Methodist theologian Thomas A. Lambrecht points out that Methodism's founder, John Wesley, used the term "infallible" to characterize the Scriptures. The Bible is not God, and those who believe it is infallible do not worship it. It is rather by virtue of its revelation from God that the Bible is able to stand as a reliable guide for living.
In addition to Wesley, other prominent early Methodist leaders who referred to the Bible as "infallible" include George Whitefield, Hugh Blair, and Alexander Campbell. Today, the United Methodist Church officially affirms the inerrancy of the Bible when it states that "the Word of God is true and faithful" A Joint Declaration on Biblical Inerrancy from the United Methodist Church and the Presbyterian Church (U.S.A.).
Although most Christians agree that the Bible is the word of God, not all Christians agree about biblical inerrancy. Some Christian groups that hold to inerrancy of the Bible include the Catholic Church, the Eastern Orthodox Church, the Evangelical Lutheran Church in America, the Episcopal Church, the Presbyterian Church (U.S.A.), and the United Methodist Church.
Biblical inerrancy is important to the United Methodist Church because it was one of the first churches to separate itself from Rome.
The primary distinctions Anglicans believe in texts and gospels, whilst Methodists believe in a systematic approach to worship. Anglicans adhere to Anglicanism, whilst Methodists adhere to Methodism. The Anglican Church was founded by Joseph of Arimathea, whereas Methodism was founded by John Wesley.
Women have played an important role in the history of both churches. Elizabeth Garrett was baptized into the church by John Wesley himself. She went on to become one of the leading figures in the Methodist movement. Catherine Winkworth was also involved in the founding of the Methodist Church. She was appointed editor of the journal "The Wesleys Record" and wrote several books on theology. In 1813, she became the first woman to be ordained in the Methodist Church when she was made pastor of a church in Gloucestershire.
There are currently about 7 million Anglicans and 1.5 million Methodists worldwide.
Initially, the Methodists sought change inside the Church of England (Anglicanism), but the movement progressively drifted away from that denomination. The activities of John Wesley sparked a schism between American Methodists and the Church of England (which held that only bishops could ordain people to ministry). In 1789, another rift occurred when the Association of Baptists in Philadelphia declared their support for Methodist teachings on baptism. This led to the formation of the United Baptist Churches of Pennsylvania.
The divisions within the Church of England were resolved in 1815 with the Formation of the Primitive Methodist Church in Britain. This body was given authority by the Crown to send missionaries to America. They also had control over the appointment of ministers within their sphere of influence.
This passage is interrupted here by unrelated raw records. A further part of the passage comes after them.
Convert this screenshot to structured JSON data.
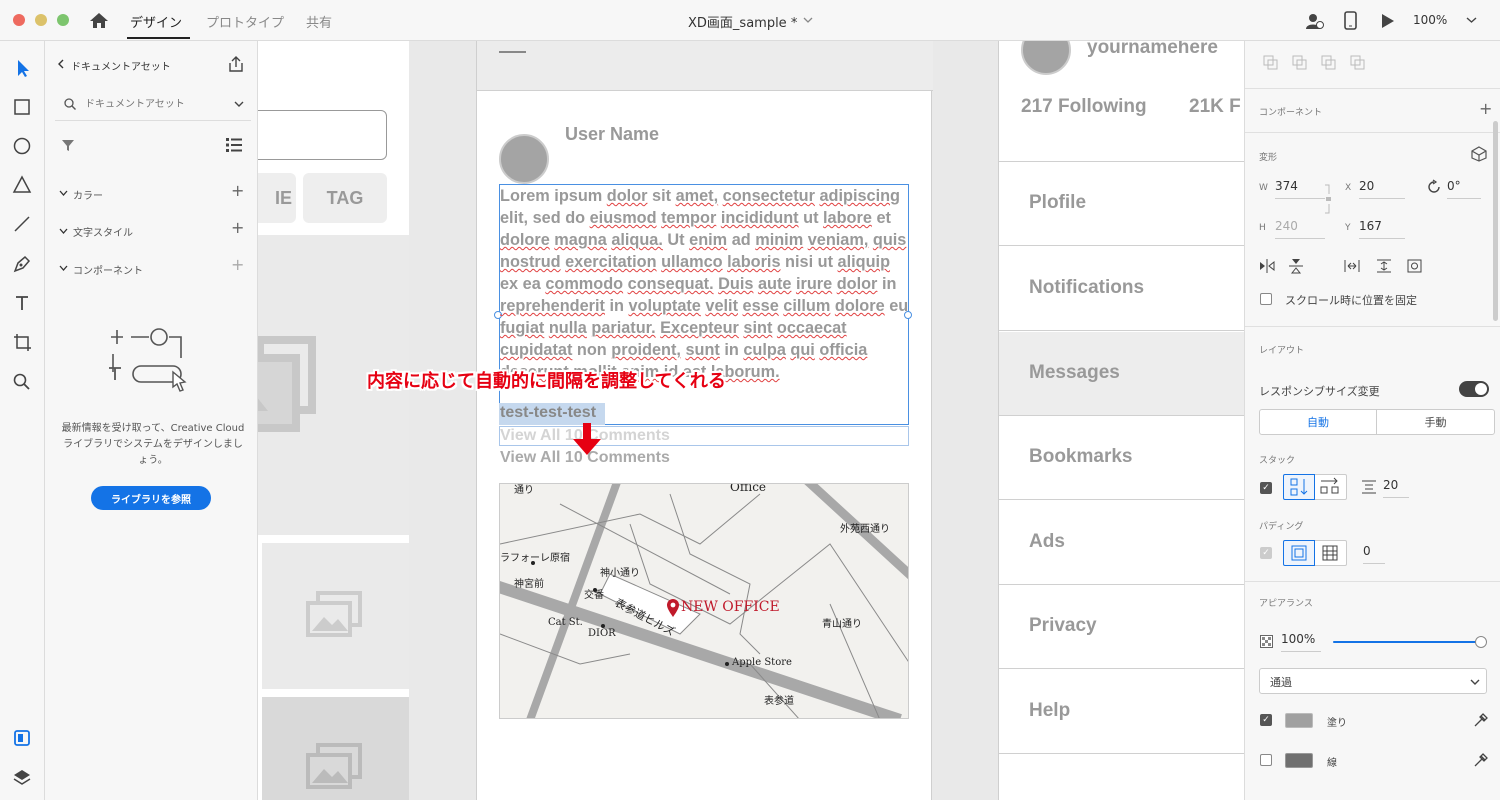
{
  "titlebar": {
    "tabs": [
      "デザイン",
      "プロトタイプ",
      "共有"
    ],
    "document_title": "XD画面_sample *",
    "zoom": "100%"
  },
  "assets": {
    "back_label": "ドキュメントアセット",
    "search_placeholder": "ドキュメントアセット",
    "sections": [
      "カラー",
      "文字スタイル",
      "コンポーネント"
    ],
    "empty_message": "最新情報を受け取って、Creative Cloud ライブラリでシステムをデザインしましょう。",
    "library_button": "ライブラリを参照"
  },
  "left_artboard": {
    "tags": [
      "IE",
      "TAG"
    ]
  },
  "phone": {
    "user_name": "User Name",
    "body_text": "Lorem ipsum dolor sit amet, consectetur adipiscing elit, sed do eiusmod tempor incididunt ut labore et dolore magna aliqua. Ut enim ad minim veniam, quis nostrud exercitation ullamco laboris nisi ut aliquip ex ea commodo consequat. Duis aute irure dolor in reprehenderit in voluptate velit esse cillum dolore eu fugiat nulla pariatur. Excepteur sint occaecat cupidatat non proident, sunt in culpa qui officia deserunt mollit anim id est laborum.",
    "selected_text": "test-test-test",
    "comments_ghost": "View All 10 Comments",
    "comments": "View All 10 Comments",
    "annotation": "内容に応じて自動的に間隔を調整してくれる",
    "map": {
      "office_label": "NEW OFFICE",
      "labels": [
        "Office",
        "外苑西通り",
        "ラフォーレ原宿",
        "神小通り",
        "神宮前",
        "交番",
        "表参道ヒルズ",
        "Cat St.",
        "DIOR",
        "青山通り",
        "Apple Store",
        "表参道",
        "通り"
      ]
    }
  },
  "right_artboard": {
    "username": "yournamehere",
    "following": "217 Following",
    "followers": "21K F",
    "menu": [
      "Plofile",
      "Notifications",
      "Messages",
      "Bookmarks",
      "Ads",
      "Privacy",
      "Help"
    ]
  },
  "properties": {
    "component_label": "コンポーネント",
    "transform_label": "変形",
    "w": "374",
    "x": "20",
    "rotation": "0°",
    "h": "240",
    "y": "167",
    "fix_scroll_label": "スクロール時に位置を固定",
    "layout_label": "レイアウト",
    "responsive_label": "レスポンシブサイズ変更",
    "responsive_on": true,
    "mode_auto": "自動",
    "mode_manual": "手動",
    "stack_label": "スタック",
    "stack_spacing": "20",
    "padding_label": "パディング",
    "padding_value": "0",
    "appearance_label": "アピアランス",
    "opacity": "100%",
    "opacity_fraction": 1.0,
    "blend_mode": "通過",
    "fill_label": "塗り",
    "stroke_label": "線",
    "fill_color": "#a0a0a0",
    "stroke_color": "#707070"
  }
}
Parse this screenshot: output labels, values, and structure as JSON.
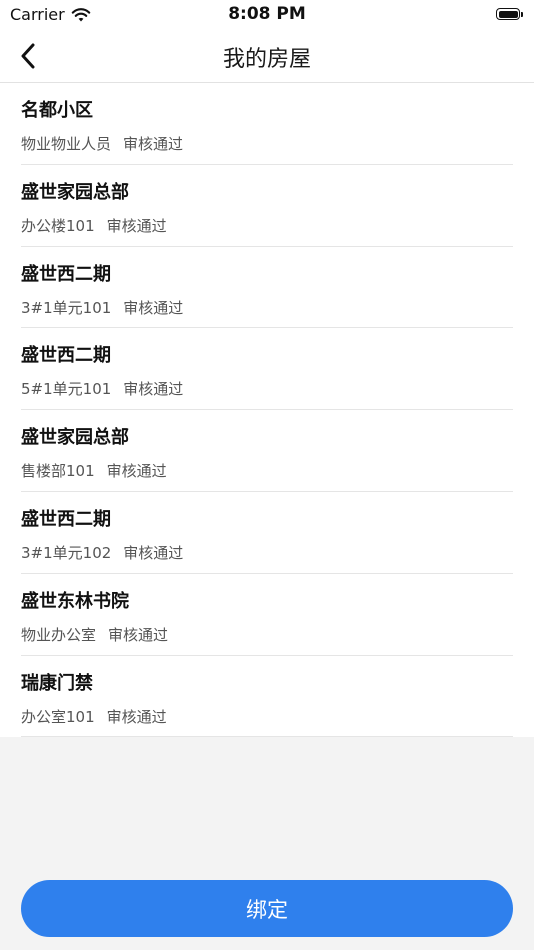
{
  "status_bar": {
    "carrier": "Carrier",
    "time": "8:08 PM"
  },
  "nav": {
    "title": "我的房屋"
  },
  "houses": [
    {
      "name": "名都小区",
      "unit": "物业物业人员",
      "status": "审核通过"
    },
    {
      "name": "盛世家园总部",
      "unit": "办公楼101",
      "status": "审核通过"
    },
    {
      "name": "盛世西二期",
      "unit": "3#1单元101",
      "status": "审核通过"
    },
    {
      "name": "盛世西二期",
      "unit": "5#1单元101",
      "status": "审核通过"
    },
    {
      "name": "盛世家园总部",
      "unit": "售楼部101",
      "status": "审核通过"
    },
    {
      "name": "盛世西二期",
      "unit": "3#1单元102",
      "status": "审核通过"
    },
    {
      "name": "盛世东林书院",
      "unit": "物业办公室",
      "status": "审核通过"
    },
    {
      "name": "瑞康门禁",
      "unit": "办公室101",
      "status": "审核通过"
    }
  ],
  "bind_button": {
    "label": "绑定"
  },
  "colors": {
    "accent": "#2f80ed",
    "background": "#f3f3f3"
  }
}
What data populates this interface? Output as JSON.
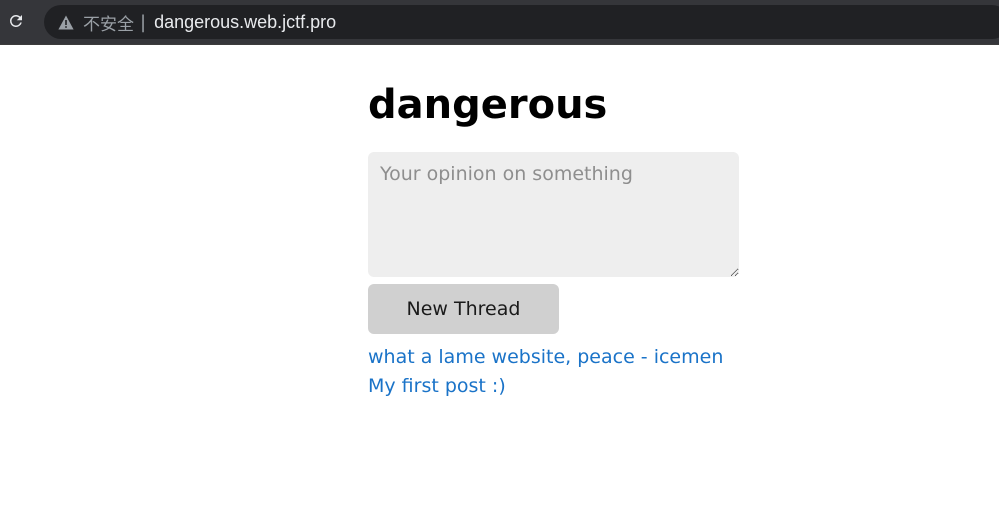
{
  "browser": {
    "security_label": "不安全",
    "separator": "|",
    "url": "dangerous.web.jctf.pro"
  },
  "page": {
    "title": "dangerous",
    "textarea_placeholder": "Your opinion on something",
    "textarea_value": "",
    "button_label": "New Thread",
    "threads": [
      {
        "title": "what a lame website, peace - icemen"
      },
      {
        "title": "My first post :)"
      }
    ]
  },
  "colors": {
    "link": "#1a73c8",
    "textarea_bg": "#eeeeee",
    "button_bg": "#d0d0d0",
    "chrome_bg": "#35363a",
    "omnibox_bg": "#202124"
  }
}
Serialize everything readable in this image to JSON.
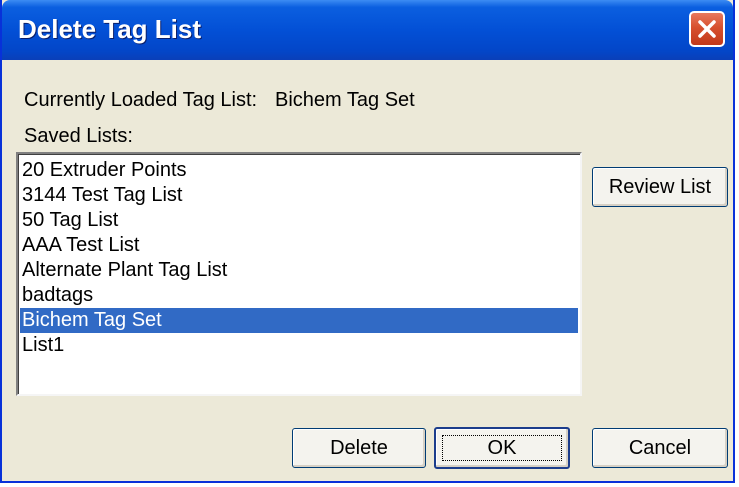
{
  "window": {
    "title": "Delete Tag List"
  },
  "current": {
    "label": "Currently Loaded Tag List:",
    "value": "Bichem Tag Set"
  },
  "saved": {
    "label": "Saved Lists:",
    "items": [
      "20 Extruder Points",
      "3144 Test Tag List",
      "50 Tag List",
      "AAA Test List",
      "Alternate Plant Tag List",
      "badtags",
      "Bichem Tag Set",
      "List1"
    ],
    "selected_item": "Bichem Tag Set"
  },
  "buttons": {
    "review": "Review List",
    "delete": "Delete",
    "ok": "OK",
    "cancel": "Cancel"
  },
  "colors": {
    "titlebar": "#0350d6",
    "selection": "#316ac5",
    "dialog_bg": "#ece9d8",
    "close_button": "#d7502e"
  },
  "icons": {
    "close": "close-icon"
  }
}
However, the new church was not without its problems - it was largely made up of Americans who spoke English instead of the British language. Also, the PMC had ties to the Episcopal Church in America which broke away from the Church of England in 1948. These factors led to the formation of two new churches in the United States: the Primitive Methodist Church and the Evangelical United Brethren Church.
In the 1950s, many members of the PMC and the UMBC decided to break away from those denominations and form their own independent churches. This was done so that each congregation could choose their own spiritual leadership rather than having this role dictated by a bishop or other ordained minister.